Nearly 200 000 students received EU funding in 2008-09 to study or undertake traineeships abroad – an increase of 8.7% compared with the previous funding period.
The sharp rise in participation, coinciding with a 12% increase in the Erasmus budget, shows that students are eager to take advantage of the funds if they’re available. The average monthly grant was also raised to €272 – meaning a bit more money than before for students to cover living costs.
Erasmus is one of the most popular EU programmes, with over 2.2 million students taking part since it began in 1987. It gives students in higher education the chance to spend between 3 and 12 months in another European country – either to study or for on-the-job training.
With the addition of Croatia and the former Yugoslav Republic of Macedonia in 2009, over 4 000 higher education institutions in 33 European countries now participate in the programme.
Spain, France and Germany were the most popular destinations and these three countries also sent the highest number of students, accounting for 40% of the total numbers.
Courses taken in another country are recognised by the student's home university, so a term or two abroad is not time wasted. As well as broadening academic opportunities, on a personal level the programme fosters intercultural skills and helps students become more independent.
In 2007 the scope of Erasmus funding widened to give students the chance to go abroad for work placements in businesses or organisations. Some 30 400 students took this opportunity in 2008-09 – up more than 50% on the previous year. Numbers for teaching staff from higher education institutions benefitting from the scheme also rose, to 36 400.

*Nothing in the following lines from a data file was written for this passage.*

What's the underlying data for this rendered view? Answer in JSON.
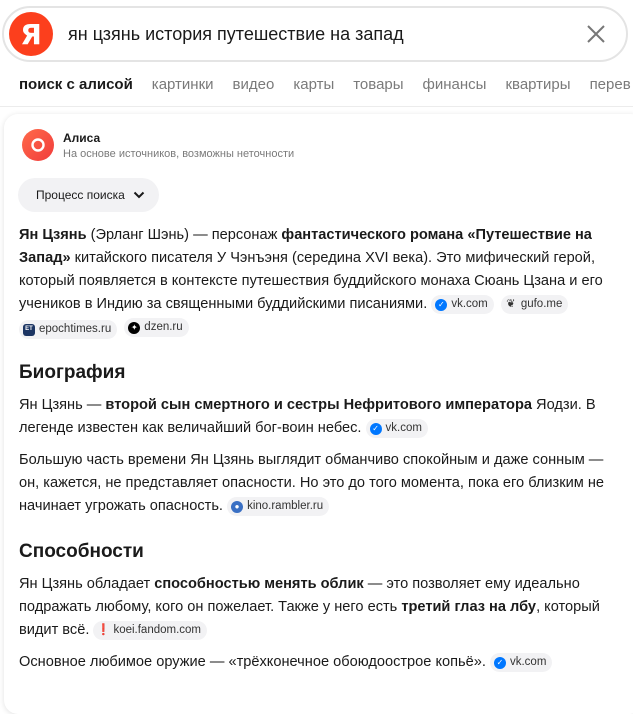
{
  "search": {
    "logo_letter": "Я",
    "query": "ян цзянь история путешествие на запад"
  },
  "tabs": [
    {
      "label": "поиск с алисой",
      "active": true
    },
    {
      "label": "картинки"
    },
    {
      "label": "видео"
    },
    {
      "label": "карты"
    },
    {
      "label": "товары"
    },
    {
      "label": "финансы"
    },
    {
      "label": "квартиры"
    },
    {
      "label": "перев"
    }
  ],
  "alice": {
    "name": "Алиса",
    "subtitle": "На основе источников, возможны неточности",
    "process_label": "Процесс поиска"
  },
  "answer": {
    "p1": {
      "t1": "Ян Цзянь",
      "t2": " (Эрланг Шэнь) — персонаж ",
      "t3": "фантастического романа «Путешествие на Запад»",
      "t4": " китайского писателя У Чэнъэня (середина XVI века). Это мифический герой, который появляется в контексте путешествия буддийского монаха Сюань Цзана и его учеников в Индию за священными буддийскими писаниями.",
      "sources": [
        "vk.com",
        "gufo.me",
        "epochtimes.ru",
        "dzen.ru"
      ]
    },
    "bio_heading": "Биография",
    "p2": {
      "t1": "Ян Цзянь — ",
      "t2": "второй сын смертного и сестры Нефритового императора",
      "t3": " Яодзи. В легенде известен как величайший бог-воин небес.",
      "source": "vk.com"
    },
    "p3": {
      "t1": "Большую часть времени Ян Цзянь выглядит обманчиво спокойным и даже сонным — он, кажется, не представляет опасности. Но это до того момента, пока его близким не начинает угрожать опасность.",
      "source": "kino.rambler.ru"
    },
    "abilities_heading": "Способности",
    "p4": {
      "t1": "Ян Цзянь обладает ",
      "t2": "способностью менять облик",
      "t3": " — это позволяет ему идеально подражать любому, кого он пожелает. Также у него есть ",
      "t4": "третий глаз на лбу",
      "t5": ", который видит всё.",
      "source": "koei.fandom.com"
    },
    "p5": {
      "t1": "Основное любимое оружие — «трёхконечное обоюдоострое копьё».",
      "source": "vk.com"
    }
  },
  "colors": {
    "brand": "#fc3f1d",
    "alice": "#f13c3c",
    "vk": "#0077ff"
  }
}
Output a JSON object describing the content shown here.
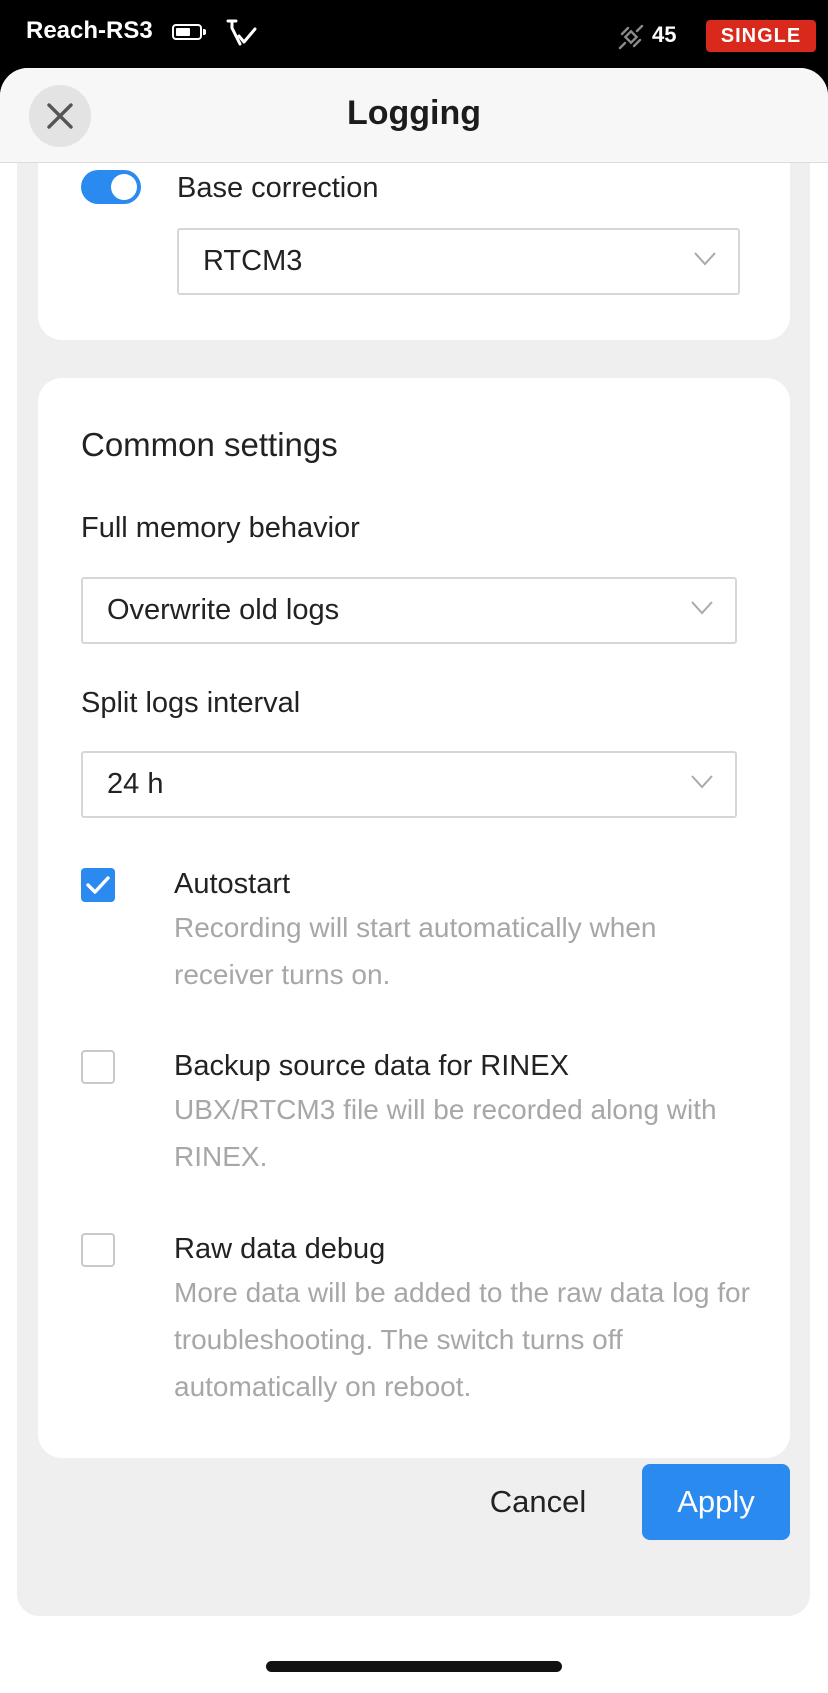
{
  "status_bar": {
    "device_name": "Reach-RS3",
    "satellite_count": "45",
    "solution_status": "SINGLE",
    "solution_color": "#d9281c"
  },
  "header": {
    "title": "Logging"
  },
  "base_correction": {
    "label": "Base correction",
    "enabled": true,
    "format": "RTCM3"
  },
  "common_settings": {
    "title": "Common settings",
    "full_memory_label": "Full memory behavior",
    "full_memory_value": "Overwrite old logs",
    "split_interval_label": "Split logs interval",
    "split_interval_value": "24 h",
    "options": [
      {
        "title": "Autostart",
        "description": "Recording will start automatically when receiver turns on.",
        "checked": true
      },
      {
        "title": "Backup source data for RINEX",
        "description": "UBX/RTCM3 file will be recorded along with RINEX.",
        "checked": false
      },
      {
        "title": "Raw data debug",
        "description": "More data will be added to the raw data log for troubleshooting. The switch turns off automatically on reboot.",
        "checked": false
      }
    ]
  },
  "actions": {
    "cancel": "Cancel",
    "apply": "Apply"
  },
  "colors": {
    "accent": "#2a8af0"
  }
}
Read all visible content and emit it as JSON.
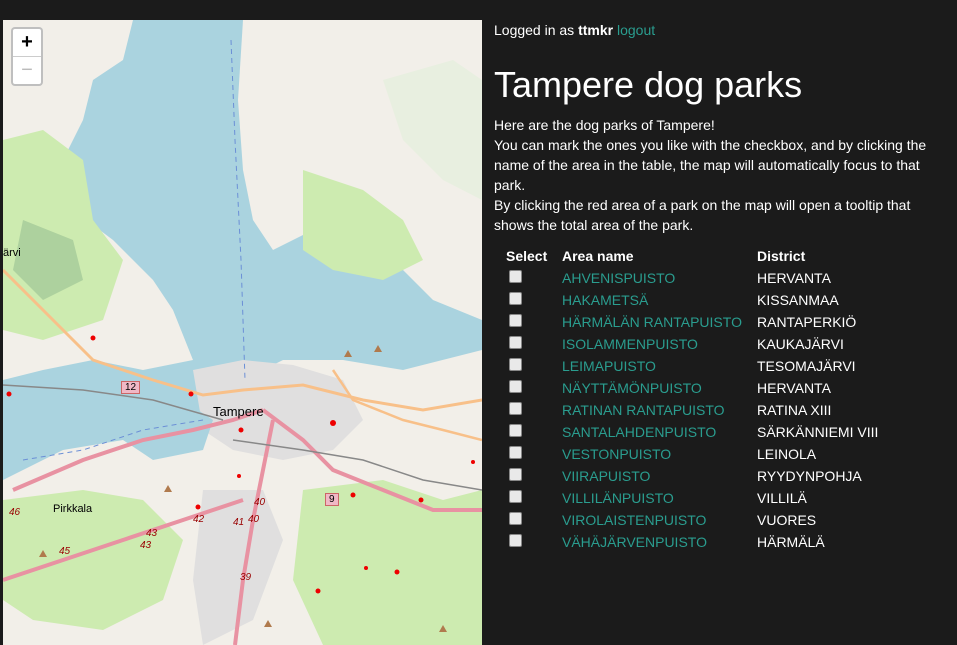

The Erasmus programme contributes to the EU’s new strategy for growth and jobs – Europe 2020 – by equipping young people with the transferable skills required in an ever more competitive global market.